[[ Supplied records open ]]
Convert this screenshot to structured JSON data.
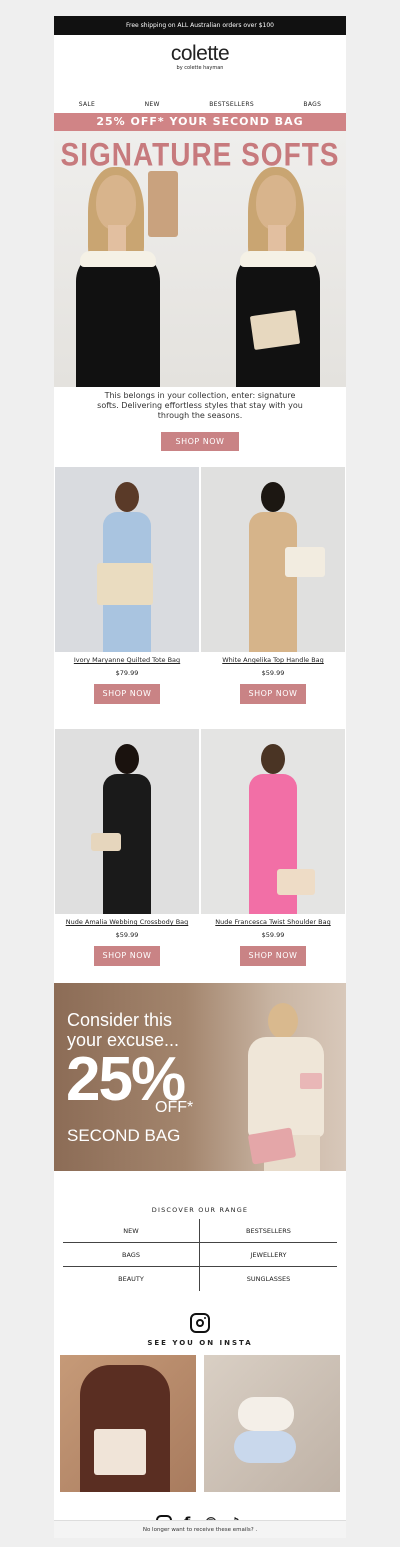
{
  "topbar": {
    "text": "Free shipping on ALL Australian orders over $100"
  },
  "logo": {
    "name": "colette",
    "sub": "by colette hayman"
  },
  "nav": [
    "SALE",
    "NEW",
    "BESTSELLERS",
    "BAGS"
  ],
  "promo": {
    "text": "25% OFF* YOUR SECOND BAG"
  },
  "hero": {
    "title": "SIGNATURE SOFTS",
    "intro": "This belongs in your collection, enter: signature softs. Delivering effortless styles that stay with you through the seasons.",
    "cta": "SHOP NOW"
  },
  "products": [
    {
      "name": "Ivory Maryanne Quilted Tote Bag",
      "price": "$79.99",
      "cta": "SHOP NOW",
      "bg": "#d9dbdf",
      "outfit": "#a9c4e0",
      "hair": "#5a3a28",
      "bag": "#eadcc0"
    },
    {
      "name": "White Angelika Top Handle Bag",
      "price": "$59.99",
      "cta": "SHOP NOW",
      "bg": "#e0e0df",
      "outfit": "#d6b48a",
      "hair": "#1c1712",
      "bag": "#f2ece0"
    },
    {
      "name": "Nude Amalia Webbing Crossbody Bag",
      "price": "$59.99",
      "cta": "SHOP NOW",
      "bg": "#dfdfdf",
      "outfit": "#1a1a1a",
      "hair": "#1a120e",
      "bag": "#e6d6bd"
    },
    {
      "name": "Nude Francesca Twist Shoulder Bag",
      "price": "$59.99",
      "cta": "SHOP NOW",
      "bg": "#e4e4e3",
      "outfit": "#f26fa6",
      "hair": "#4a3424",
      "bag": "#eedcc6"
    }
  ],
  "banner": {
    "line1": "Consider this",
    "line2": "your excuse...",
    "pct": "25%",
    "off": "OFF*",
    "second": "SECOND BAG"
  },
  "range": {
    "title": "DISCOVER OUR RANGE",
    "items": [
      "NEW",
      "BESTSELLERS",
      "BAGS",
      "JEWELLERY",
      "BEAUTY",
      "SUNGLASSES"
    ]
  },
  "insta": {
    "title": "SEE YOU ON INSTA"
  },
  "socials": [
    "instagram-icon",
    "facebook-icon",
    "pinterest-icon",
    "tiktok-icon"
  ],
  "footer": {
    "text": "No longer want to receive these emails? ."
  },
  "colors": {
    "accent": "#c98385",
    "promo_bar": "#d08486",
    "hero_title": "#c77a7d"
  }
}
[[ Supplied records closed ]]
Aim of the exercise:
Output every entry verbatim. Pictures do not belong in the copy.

Result below:
Convert this screenshot to structured JSON data.
{
  "topbar": {
    "text": "Free shipping on ALL Australian orders over $100"
  },
  "logo": {
    "name": "colette",
    "sub": "by colette hayman"
  },
  "nav": [
    "SALE",
    "NEW",
    "BESTSELLERS",
    "BAGS"
  ],
  "promo": {
    "text": "25% OFF* YOUR SECOND BAG"
  },
  "hero": {
    "title": "SIGNATURE SOFTS",
    "intro": "This belongs in your collection, enter: signature softs. Delivering effortless styles that stay with you through the seasons.",
    "cta": "SHOP NOW"
  },
  "products": [
    {
      "name": "Ivory Maryanne Quilted Tote Bag",
      "price": "$79.99",
      "cta": "SHOP NOW",
      "bg": "#d9dbdf",
      "outfit": "#a9c4e0",
      "hair": "#5a3a28",
      "bag": "#eadcc0"
    },
    {
      "name": "White Angelika Top Handle Bag",
      "price": "$59.99",
      "cta": "SHOP NOW",
      "bg": "#e0e0df",
      "outfit": "#d6b48a",
      "hair": "#1c1712",
      "bag": "#f2ece0"
    },
    {
      "name": "Nude Amalia Webbing Crossbody Bag",
      "price": "$59.99",
      "cta": "SHOP NOW",
      "bg": "#dfdfdf",
      "outfit": "#1a1a1a",
      "hair": "#1a120e",
      "bag": "#e6d6bd"
    },
    {
      "name": "Nude Francesca Twist Shoulder Bag",
      "price": "$59.99",
      "cta": "SHOP NOW",
      "bg": "#e4e4e3",
      "outfit": "#f26fa6",
      "hair": "#4a3424",
      "bag": "#eedcc6"
    }
  ],
  "banner": {
    "line1": "Consider this",
    "line2": "your excuse...",
    "pct": "25%",
    "off": "OFF*",
    "second": "SECOND BAG"
  },
  "range": {
    "title": "DISCOVER OUR RANGE",
    "items": [
      "NEW",
      "BESTSELLERS",
      "BAGS",
      "JEWELLERY",
      "BEAUTY",
      "SUNGLASSES"
    ]
  },
  "insta": {
    "title": "SEE YOU ON INSTA"
  },
  "socials": [
    "instagram-icon",
    "facebook-icon",
    "pinterest-icon",
    "tiktok-icon"
  ],
  "footer": {
    "text": "No longer want to receive these emails? ."
  },
  "colors": {
    "accent": "#c98385",
    "promo_bar": "#d08486",
    "hero_title": "#c77a7d"
  }
}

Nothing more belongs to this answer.